Robby Anderson always considered himself a No. 1 receiver, even if few others did. The Jets certainly valued his speed and his potential, and they seemed pleased with the improvement they saw towards the end of last season.
But they never viewed him as their No. 1 in the past or for the future. So losing him to the Carolina Panthers isn't necessarily a big deal.
The real big deal is the problem they're going to have replacing him.
With Anderson now joining his old college coach, Matt Rhule, in Carolina on a two-year, $20 million contract with $12 million guaranteed, the Jets' receiving corps is basically down to this: Jamison Crowder and...and…and…well, mostly Jamison Crowder.
Because beyond Crowder and the 78 catches for 833 yards and six touchdowns he had last season, there isn't much left in Adam Gase's offensive cupboard.
Maybe Quincy Enunwa will make a miraculous return from multiple neck injuries, though that still feels like a bit of a longshot. But right now the No. 2 receiver is Vyncint Smith, who had 17 catches last season. After him …
Well, Jets GM Joe Douglas sure has a lot of work to do.
So far, Douglas has concentrated his offseason work on rebuilding the offensive line and making sure that young quarterback Sam Darnold is protected. And that really was the right approach. But all the time in the world in the pocket will prove useless to Darnold if there aren't receivers getting open. He needs some playmakers, too.
So what are the options? Unfortunately there aren't many.
The Jets could still re-sign Demaryius Thomas, who had 36 catches for 433 yards last season after coming over from the Patriots.
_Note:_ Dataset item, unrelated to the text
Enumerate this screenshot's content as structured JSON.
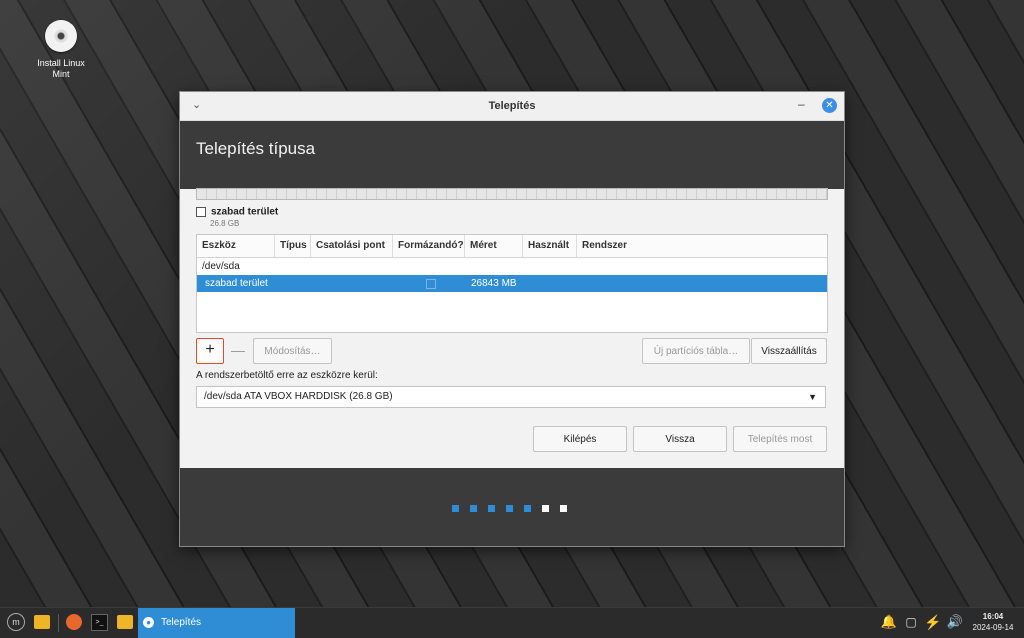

But he's 32 and really nothing more than a third or fourth receiver at this point in his career.
As for the rest of the free-agent market, it's painfully thin. The Jets had nosed around Phillip Dorsett, but he reportedly agreed to terms on a one-year deal with the Seattle Seahawks on Tuesday. The best available receiver is probably Breshad Perriman -- notably a former Raven, which is a trait Douglas seems to like. But he's never had more than the 36 catches for 645 yards and six touchdowns he had in Tampa last year.
The options don't get better from there. There's Demarcus Robinson, a 25-year-old who had a flash of brilliance early last season with the Chiefs, but then still only managed 32 catches for 449 yards despite making 10 starts in one of the NFL's most prolific offenses.
But that's really it. And those are essentially role players the Jets could sign for a cheap, one-year deal with the hope they're able to contribute a little more.
And presumably, Douglas will now have to sign one of them. But now he also almost certainly has to take another receiver in the first two rounds of the draft. He may get his pick of the top receivers -- like Alabama's Jerry Jeudy or Henry Ruggs, or Oklahoma's CeeDee Lamb.
Before Anderson's departure, though, many around the NFL were convinced Douglas was planning to take a tackle at No. 11. If he does, the good news is most scouts think there are a ton of talented receivers who can be found in Rounds 2 and 3, too.
His only other hope is a Hail Mary, that maybe a No. 1 receiver can be found in a trade, the way the Buffalo Bills scored with a deal for Stefon Diggs. There have been reports that maybe the L.A. Rams will make Brandin Cooks available. He's a true No. 1 and only 26, but iscoming off an injury-ravaged season and is only entering the second year of a five-year, $81 million contract extension, so his cost just in cap space is huge.
Knowing all that, re-signing Anderson really was the best choice for the Jets, even if it wasn't a perfect choice. Now that he's gone, it's clear that while Anderson was a pretty limited receiver, he's leaving shoes that may be impossible to quickly fill.